I need each line of the entries below that includes the string "Connected".
[[ SOURCE RECORDS open ]]
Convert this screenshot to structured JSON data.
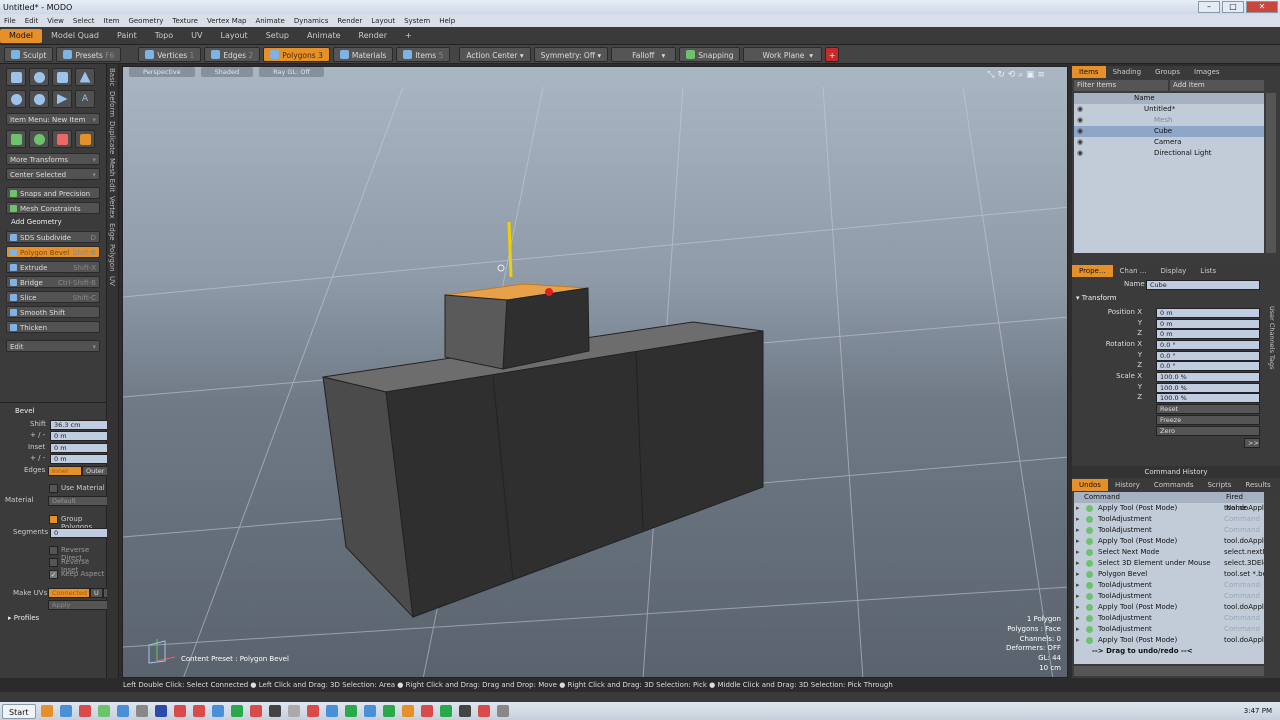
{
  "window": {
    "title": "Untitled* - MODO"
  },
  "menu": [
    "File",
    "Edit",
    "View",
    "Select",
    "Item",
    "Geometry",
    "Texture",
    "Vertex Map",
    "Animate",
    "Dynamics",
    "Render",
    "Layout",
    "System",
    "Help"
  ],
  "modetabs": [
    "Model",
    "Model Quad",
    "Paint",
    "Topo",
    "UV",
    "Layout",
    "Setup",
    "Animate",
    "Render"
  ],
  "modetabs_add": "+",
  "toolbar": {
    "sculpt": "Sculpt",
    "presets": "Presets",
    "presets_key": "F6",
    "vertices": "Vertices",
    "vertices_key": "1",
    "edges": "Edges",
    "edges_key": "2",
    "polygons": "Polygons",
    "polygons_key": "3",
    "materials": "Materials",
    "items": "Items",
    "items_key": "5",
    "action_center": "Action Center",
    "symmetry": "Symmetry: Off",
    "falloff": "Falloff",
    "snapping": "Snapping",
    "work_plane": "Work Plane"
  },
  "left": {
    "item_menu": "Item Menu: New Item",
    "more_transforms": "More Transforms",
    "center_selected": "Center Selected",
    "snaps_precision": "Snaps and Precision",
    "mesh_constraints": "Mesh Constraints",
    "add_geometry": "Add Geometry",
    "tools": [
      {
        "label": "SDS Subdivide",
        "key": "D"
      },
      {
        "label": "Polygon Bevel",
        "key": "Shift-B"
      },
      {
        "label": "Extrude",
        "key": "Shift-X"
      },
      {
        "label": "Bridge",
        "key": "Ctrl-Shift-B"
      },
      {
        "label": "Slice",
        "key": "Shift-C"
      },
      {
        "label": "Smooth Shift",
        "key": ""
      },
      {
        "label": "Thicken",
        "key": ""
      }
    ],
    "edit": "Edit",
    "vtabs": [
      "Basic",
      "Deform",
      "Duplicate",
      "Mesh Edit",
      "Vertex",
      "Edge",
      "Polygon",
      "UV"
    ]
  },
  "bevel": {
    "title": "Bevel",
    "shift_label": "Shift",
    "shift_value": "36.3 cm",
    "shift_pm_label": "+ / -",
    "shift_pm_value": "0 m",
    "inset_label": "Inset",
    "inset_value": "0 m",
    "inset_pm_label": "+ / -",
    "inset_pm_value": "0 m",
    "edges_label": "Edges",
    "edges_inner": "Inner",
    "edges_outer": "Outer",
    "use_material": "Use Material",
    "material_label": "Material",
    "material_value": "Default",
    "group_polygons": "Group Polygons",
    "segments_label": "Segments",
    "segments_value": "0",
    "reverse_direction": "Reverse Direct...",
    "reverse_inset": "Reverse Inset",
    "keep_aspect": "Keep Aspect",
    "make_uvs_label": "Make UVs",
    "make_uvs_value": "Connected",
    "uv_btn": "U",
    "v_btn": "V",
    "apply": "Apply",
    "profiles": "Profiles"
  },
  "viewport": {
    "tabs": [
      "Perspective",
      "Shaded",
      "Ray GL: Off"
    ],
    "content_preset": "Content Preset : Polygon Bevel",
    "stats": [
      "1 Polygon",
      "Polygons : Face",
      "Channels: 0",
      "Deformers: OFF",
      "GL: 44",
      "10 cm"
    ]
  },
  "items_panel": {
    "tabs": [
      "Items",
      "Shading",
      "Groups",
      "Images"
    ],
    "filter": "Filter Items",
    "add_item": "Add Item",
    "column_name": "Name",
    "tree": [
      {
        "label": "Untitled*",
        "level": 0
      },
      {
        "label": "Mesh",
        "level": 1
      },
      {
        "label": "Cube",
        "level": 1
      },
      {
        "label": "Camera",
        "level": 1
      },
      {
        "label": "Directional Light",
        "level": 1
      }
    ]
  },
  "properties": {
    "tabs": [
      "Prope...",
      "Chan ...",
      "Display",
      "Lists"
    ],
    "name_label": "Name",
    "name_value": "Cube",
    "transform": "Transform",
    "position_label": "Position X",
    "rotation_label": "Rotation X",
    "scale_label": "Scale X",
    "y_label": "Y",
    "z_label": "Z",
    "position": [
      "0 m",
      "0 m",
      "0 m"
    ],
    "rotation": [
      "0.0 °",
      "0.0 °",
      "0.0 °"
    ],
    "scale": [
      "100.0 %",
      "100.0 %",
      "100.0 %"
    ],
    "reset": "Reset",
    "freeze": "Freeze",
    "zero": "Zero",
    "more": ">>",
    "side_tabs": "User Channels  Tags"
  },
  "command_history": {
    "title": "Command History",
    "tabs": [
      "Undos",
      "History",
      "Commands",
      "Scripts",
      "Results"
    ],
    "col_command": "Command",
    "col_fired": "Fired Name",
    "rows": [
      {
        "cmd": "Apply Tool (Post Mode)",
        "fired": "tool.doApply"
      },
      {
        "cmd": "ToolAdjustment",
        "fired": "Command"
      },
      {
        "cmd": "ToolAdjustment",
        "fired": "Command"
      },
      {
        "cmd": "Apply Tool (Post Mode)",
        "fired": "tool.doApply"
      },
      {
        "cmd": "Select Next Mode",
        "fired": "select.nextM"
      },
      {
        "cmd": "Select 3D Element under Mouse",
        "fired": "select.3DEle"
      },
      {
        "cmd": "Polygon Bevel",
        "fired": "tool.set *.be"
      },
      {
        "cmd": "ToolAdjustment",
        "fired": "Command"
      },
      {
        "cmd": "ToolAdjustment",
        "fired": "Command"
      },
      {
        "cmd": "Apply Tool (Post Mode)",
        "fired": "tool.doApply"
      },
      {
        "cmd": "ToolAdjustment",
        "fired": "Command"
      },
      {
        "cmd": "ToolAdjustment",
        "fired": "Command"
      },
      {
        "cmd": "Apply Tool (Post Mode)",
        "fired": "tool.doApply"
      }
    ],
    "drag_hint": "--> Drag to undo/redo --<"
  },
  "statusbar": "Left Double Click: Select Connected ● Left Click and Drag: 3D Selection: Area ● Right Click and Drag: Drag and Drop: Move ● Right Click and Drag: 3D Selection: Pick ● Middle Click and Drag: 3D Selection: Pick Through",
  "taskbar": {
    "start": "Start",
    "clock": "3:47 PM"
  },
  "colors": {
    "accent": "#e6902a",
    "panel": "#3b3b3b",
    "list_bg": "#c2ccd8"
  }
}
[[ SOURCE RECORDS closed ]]
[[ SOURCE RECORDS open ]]
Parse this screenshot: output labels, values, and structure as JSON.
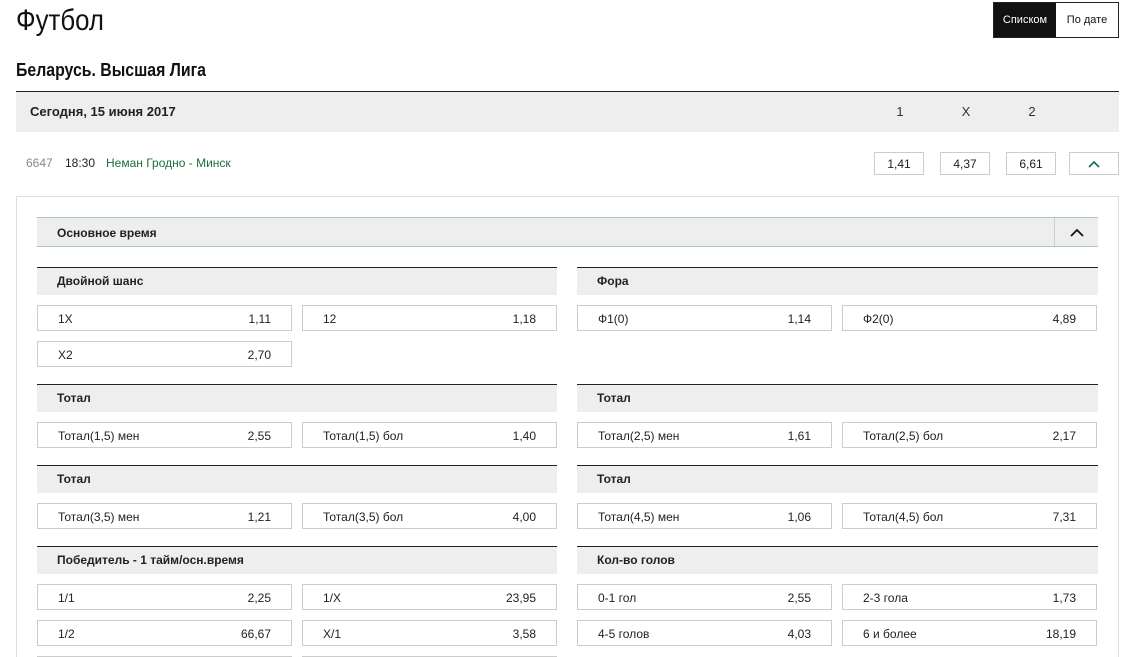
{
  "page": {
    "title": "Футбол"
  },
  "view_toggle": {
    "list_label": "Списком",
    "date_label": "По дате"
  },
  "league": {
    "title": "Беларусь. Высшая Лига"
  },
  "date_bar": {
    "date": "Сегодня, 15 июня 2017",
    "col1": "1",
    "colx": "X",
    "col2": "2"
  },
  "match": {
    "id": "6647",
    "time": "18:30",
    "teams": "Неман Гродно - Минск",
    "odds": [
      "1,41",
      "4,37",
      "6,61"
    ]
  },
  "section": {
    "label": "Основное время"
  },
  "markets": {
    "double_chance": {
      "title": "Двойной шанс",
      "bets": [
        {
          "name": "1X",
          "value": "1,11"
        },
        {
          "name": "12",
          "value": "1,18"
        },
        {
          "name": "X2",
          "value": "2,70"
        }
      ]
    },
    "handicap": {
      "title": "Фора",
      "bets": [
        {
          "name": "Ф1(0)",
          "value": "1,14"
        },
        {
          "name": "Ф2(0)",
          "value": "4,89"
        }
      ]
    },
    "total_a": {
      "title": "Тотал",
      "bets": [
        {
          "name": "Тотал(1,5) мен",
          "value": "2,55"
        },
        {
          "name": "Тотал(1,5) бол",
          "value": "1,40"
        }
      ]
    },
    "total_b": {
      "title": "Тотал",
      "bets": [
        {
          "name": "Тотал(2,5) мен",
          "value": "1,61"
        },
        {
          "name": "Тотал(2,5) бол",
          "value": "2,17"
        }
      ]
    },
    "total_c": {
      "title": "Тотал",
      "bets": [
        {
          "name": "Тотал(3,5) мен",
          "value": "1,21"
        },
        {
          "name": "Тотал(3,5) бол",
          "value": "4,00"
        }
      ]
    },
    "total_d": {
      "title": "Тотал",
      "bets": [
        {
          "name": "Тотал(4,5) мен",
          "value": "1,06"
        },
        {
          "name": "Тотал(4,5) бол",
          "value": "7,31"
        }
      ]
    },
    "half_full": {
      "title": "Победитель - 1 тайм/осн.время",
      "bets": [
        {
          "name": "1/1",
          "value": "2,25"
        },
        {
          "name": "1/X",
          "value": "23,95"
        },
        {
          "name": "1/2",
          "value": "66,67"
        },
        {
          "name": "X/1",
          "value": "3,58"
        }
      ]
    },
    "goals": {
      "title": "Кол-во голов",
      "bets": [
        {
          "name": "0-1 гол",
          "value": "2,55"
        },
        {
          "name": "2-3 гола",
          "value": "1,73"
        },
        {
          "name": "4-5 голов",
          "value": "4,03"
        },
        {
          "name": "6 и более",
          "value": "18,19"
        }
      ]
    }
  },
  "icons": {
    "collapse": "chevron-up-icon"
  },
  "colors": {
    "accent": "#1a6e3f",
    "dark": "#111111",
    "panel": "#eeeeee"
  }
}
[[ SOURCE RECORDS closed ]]
=== EXPECTED OUTPUT ===
    "make_uvs_value": "Connected",
  "statusbar": "Left Double Click: Select Connected ● Left Click and Drag: 3D Selection: Area ● Right Click and Drag: Drag and Drop: Move ● Right Click and Drag: 3D Selection: Pick ● Middle Click and Drag: 3D Selection: Pick Through",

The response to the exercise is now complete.